25 Access to Care: Why It Matters Cancer patients who have … … skipped treatment, cut pills, or not filled prescriptions due to cost – 40% … used up all or most of their savings – 46% … been unable to pay for basic necessities, including food, heat, and housing – 41% … sought the aid of charity or public assistance – 35% … delayed treatment or opted not to seek treatment at all because of the cost – 27%
26 “Cancer’s High Toll on the Uninsured” The New York Times Editorial September 11, 2007 The American Cancer Society’s new advertising campaign urging access to quality health care for all Americans will bring home in gripping terms what happens to people without health insurance. When it comes to dealing with cancer, any delay in detection or treatment, as is common among the uninsured or poorly insured, can be fatal. ” “

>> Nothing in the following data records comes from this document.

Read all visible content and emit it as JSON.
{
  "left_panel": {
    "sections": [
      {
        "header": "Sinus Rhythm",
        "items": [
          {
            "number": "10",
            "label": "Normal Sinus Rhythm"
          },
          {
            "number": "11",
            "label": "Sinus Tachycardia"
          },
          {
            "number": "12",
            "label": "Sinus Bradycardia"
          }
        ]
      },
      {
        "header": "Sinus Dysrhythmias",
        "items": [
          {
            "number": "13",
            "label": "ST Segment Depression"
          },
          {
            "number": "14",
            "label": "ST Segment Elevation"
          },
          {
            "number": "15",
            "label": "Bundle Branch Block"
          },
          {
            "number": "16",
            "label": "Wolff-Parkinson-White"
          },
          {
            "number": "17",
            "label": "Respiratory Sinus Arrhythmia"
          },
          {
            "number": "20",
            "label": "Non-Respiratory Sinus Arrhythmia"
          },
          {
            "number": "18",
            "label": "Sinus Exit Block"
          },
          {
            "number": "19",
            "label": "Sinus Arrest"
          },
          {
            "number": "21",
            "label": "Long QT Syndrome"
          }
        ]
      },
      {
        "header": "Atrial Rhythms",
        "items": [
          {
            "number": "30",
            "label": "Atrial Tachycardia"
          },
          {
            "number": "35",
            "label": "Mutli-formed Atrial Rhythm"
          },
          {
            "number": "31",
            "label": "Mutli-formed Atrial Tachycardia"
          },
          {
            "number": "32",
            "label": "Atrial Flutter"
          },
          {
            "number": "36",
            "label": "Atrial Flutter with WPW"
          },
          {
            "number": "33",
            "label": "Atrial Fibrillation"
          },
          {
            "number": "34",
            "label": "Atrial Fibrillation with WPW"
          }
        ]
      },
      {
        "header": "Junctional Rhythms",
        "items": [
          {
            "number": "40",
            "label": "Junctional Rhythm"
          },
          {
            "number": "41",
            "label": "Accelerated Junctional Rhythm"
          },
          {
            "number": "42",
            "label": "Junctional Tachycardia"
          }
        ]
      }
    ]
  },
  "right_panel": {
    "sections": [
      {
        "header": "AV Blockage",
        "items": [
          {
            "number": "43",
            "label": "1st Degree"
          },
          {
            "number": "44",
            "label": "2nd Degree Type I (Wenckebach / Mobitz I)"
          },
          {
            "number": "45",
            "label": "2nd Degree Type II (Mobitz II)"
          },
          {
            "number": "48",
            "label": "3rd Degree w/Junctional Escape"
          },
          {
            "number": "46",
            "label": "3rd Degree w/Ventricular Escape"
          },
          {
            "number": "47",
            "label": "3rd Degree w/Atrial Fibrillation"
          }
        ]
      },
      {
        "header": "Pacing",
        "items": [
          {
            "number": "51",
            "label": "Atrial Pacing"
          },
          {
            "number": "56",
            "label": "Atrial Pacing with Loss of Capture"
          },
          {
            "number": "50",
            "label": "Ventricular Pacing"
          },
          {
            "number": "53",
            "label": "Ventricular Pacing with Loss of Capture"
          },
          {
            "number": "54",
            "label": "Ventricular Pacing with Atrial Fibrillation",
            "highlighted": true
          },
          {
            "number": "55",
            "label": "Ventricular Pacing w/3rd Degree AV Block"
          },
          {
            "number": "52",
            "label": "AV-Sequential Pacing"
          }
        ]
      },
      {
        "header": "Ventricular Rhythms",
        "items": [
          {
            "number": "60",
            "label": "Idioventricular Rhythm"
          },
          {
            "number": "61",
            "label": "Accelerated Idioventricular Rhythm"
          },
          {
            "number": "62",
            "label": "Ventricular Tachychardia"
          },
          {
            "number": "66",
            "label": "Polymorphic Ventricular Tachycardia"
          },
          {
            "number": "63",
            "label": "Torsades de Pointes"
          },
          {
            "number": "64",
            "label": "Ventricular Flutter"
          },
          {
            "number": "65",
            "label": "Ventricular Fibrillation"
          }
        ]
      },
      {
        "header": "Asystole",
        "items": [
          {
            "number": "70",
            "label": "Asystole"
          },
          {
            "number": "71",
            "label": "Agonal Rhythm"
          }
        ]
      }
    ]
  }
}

27 Insured Uninsured Colorectal Cancer Screening*, in Adults, ages 50-64, by Years of Education and Insurance Status *Either a fecal occult blood test within the past year or an endoscopy within the past ten years. Source: National Health Interview Survey 2005, National Center for Health Statistics, Centers for Disease Control and Prevention, 2006.
29 Adjusted Colorectal Cancer Survival by Stages and Insurance Status, among Patients Diagnosed in 1999-2000 and Reported to the NCDB
30 Access Campaign – Successes Encouraged people to take action on the issue Established four principles for meaningful insurance Peer-reviewed research on uninsured and cancer outcomes Collaborated – Are You Covered? Propelled the cancer issue into the forefront of the national discussion about reform Earned a “seat at the table”
31 Higher Per Capita Spending in the U.S. does not Translate into Longer Life Expectancy The Cost of a Long Life Life Expectancy – Per Capita Spending 2006 CIA FACTBOOK Average Life Expectancy (years) Per Capita Spending in USD
32 What Will the Future Hold? Post-election: another chance at health care reform? Globalization Therapeutic advances Anti-angiogenesis Vaccines Targeted therapy
33 What It Will Take We must accelerate discovery by redoubling and balancing our nation’s cancer research portfolio. We must promote and elevate prevention into public policy and standard practice nationwide. We must drive delivery of state-of-the-art cancer care and cancer control at the community level by ensuring access to quality health care for all people.